Valuation is only a worthwhile metric in determining the price of a security when markets are functioning properly. Well functioning markets have a combination of many buyers and many sellers, whose individually self-motivated actions lead to price discovery and liquidity. One problem with markets is that liquidity can rapidly disappear, leaving investors holding a bag full of assets which are not worth anything near their “valuation”.
The proliferation of ETFs has certainly increased access and liquidity in many markets, including stocks, bonds and precious metals. This proliferation has also created a liquidity trap. Investors have become accustomed to well functioning markets for high yield bond ETFs, wherein they are able to buy and sell diversified baskets of bonds with a single ticker on an exchange. But can a derivative or a basket honestly offer better liquidity than the underlying assets?
In practice, we’ve seen many liquidity crises in the recent past. The auction rate securities market, for example, seemed to provide an outsized benefit of money market like liquidity with enhanced triple-tax free yields. Ostensibly, this was a free lunch for institutional and high net worth investors. In terms of liquidity, there had only been 44 failed auctions between 1984 and 2007, but in the spring of 2008, the market froze. Billions of dollars of “value” in ARS was marked down to zero on investors’ statements. The issue was that the banks, historical buyers of last resort, had changed their behavior, and there was no one left to keep the market functioning.
So today, while the high yield bond ETF markets are functioning just fine, a major risk has developed under the surface. Just as with ARS in 2007, confidence around liquidity has never been higher, because it has yet to be tested. As the liquidity in the high yield bond market has rapidly declined, the liquidity mismatch between high yield bond ETFs and their underlying bonds has grown significantly.
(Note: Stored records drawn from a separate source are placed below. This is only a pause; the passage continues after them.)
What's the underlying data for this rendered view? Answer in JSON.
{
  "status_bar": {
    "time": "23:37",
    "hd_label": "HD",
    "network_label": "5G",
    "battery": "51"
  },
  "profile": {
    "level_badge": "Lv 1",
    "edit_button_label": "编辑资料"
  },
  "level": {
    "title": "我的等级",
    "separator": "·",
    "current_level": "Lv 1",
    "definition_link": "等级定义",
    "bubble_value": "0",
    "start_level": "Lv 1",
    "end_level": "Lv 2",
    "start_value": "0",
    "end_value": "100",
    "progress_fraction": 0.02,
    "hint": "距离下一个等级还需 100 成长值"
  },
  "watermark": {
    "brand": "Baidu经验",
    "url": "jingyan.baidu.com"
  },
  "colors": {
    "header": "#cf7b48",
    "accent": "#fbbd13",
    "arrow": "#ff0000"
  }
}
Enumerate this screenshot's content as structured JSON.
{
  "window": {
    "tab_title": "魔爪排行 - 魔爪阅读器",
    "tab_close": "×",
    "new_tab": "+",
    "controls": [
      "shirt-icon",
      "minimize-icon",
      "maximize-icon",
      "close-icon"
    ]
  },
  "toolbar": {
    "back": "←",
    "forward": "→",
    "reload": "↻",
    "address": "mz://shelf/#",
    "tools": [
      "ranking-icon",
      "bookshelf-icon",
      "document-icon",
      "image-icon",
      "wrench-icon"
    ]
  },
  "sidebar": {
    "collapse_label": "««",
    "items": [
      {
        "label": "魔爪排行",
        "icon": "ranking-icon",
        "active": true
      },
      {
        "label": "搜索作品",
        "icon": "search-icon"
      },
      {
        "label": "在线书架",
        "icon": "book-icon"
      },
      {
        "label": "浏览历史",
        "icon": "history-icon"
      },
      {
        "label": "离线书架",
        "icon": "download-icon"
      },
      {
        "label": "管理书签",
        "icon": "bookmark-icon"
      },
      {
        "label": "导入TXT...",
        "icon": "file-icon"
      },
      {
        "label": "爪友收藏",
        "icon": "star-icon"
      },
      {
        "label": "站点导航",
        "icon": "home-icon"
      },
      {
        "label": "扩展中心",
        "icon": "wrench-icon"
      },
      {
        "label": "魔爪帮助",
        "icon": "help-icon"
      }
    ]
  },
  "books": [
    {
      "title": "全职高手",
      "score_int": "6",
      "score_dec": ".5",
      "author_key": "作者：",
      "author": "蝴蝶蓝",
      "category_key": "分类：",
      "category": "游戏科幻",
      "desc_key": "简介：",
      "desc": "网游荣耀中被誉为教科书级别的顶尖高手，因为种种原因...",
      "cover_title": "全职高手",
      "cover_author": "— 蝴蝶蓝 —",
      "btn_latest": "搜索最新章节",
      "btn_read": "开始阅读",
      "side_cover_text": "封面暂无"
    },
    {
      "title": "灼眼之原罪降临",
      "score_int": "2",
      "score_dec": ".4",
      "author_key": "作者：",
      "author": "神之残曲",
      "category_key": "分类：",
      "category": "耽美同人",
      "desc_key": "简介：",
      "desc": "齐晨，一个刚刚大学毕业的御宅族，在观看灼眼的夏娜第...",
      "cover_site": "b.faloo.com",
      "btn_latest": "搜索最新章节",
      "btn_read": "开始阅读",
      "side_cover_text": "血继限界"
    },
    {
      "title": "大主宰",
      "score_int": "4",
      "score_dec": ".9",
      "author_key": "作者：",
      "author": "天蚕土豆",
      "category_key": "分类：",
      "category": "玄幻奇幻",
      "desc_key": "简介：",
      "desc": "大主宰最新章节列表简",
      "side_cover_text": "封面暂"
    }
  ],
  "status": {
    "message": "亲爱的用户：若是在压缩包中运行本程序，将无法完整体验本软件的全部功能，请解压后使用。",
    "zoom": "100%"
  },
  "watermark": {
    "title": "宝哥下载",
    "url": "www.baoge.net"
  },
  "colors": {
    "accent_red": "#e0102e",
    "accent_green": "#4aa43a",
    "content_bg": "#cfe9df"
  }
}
When this ETF market’s liquidity has a hiccup, there is a chance for massive dislocation between the ETF’s NAV and the price at which it trades.
The implicit safety net would be to count on arbitrageurs to profit from the dislocation between the NAVs and market prices. Unfortunately, this will be a difficult inefficiency to exploit, given the continued (and increasing) lack of liquidity in the underlying bonds. Case and point, despite there being a great opportunity to exploit dislocations for convertible bond arbitrageurs in 2008, many of them instead went out of business while the securities they traded reached levels that implied worse than 100% default rates.
The point to remember is that when liquidity dries up, prices have little to do with valuation and much more to do with the price someone who is liquid is willing to pay. Liquidity provides a much stronger hand in investing, and right now, the illusion of liquidity in high yield bond ETFs is creating a lot of weak hands who believe they are strong hands. By the time many of them realize what they have, there is likely to be significant and permanent price impairment in their portfolios.